▸ **What to work on**
Each line of the records containing "subtitle" is to be copied out and returned.

▸ **Data supplied**
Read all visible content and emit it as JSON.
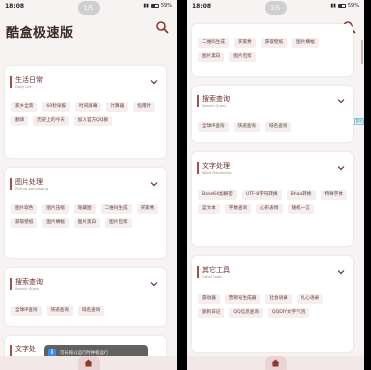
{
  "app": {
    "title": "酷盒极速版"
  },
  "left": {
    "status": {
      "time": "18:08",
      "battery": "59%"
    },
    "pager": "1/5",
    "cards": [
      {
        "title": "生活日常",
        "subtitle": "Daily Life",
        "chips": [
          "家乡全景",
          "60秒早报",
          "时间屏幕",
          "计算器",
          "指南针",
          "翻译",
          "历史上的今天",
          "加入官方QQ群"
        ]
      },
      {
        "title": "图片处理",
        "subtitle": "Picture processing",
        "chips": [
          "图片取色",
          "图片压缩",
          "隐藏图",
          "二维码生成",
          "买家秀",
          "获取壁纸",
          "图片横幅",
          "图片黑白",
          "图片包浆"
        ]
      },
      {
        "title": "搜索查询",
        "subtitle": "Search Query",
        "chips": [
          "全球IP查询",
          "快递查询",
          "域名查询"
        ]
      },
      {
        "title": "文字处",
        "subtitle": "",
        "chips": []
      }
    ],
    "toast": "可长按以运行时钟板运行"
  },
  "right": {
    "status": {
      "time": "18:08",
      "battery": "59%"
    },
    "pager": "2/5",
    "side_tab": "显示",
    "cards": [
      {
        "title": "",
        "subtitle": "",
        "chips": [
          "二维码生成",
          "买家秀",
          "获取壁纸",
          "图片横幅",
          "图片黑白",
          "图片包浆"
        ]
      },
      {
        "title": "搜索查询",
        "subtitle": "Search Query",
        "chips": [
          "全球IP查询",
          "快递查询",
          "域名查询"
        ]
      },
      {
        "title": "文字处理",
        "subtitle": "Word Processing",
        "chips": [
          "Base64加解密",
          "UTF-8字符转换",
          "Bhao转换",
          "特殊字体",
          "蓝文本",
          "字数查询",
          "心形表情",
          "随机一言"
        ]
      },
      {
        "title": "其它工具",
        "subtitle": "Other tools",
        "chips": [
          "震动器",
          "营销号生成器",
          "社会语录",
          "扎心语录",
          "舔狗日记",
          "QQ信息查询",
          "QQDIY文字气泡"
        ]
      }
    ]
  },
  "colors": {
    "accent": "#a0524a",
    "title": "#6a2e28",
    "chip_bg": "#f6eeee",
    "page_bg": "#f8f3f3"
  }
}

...

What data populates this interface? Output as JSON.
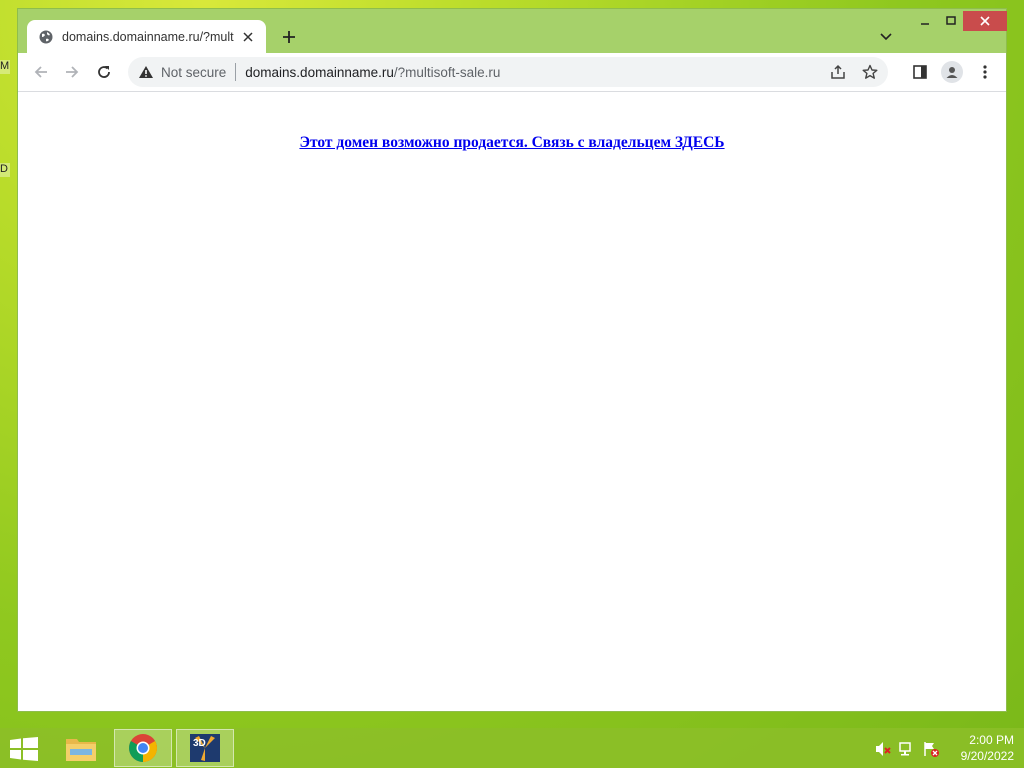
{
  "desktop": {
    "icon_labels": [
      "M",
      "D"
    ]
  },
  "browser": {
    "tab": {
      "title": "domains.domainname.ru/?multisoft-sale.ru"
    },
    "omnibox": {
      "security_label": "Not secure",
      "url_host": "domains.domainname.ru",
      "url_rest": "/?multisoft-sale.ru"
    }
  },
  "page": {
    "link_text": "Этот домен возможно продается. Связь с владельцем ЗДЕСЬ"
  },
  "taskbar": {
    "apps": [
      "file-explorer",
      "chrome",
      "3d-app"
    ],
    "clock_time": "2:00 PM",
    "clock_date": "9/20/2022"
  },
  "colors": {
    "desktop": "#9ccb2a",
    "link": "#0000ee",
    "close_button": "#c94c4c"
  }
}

▸ **Answer to the problem**
        "subtitle": "Daily Life",
        "subtitle": "Picture processing",
        "subtitle": "Search Query",
        "subtitle": "",
        "subtitle": "",
        "subtitle": "Search Query",
        "subtitle": "Word Processing",
        "subtitle": "Other tools",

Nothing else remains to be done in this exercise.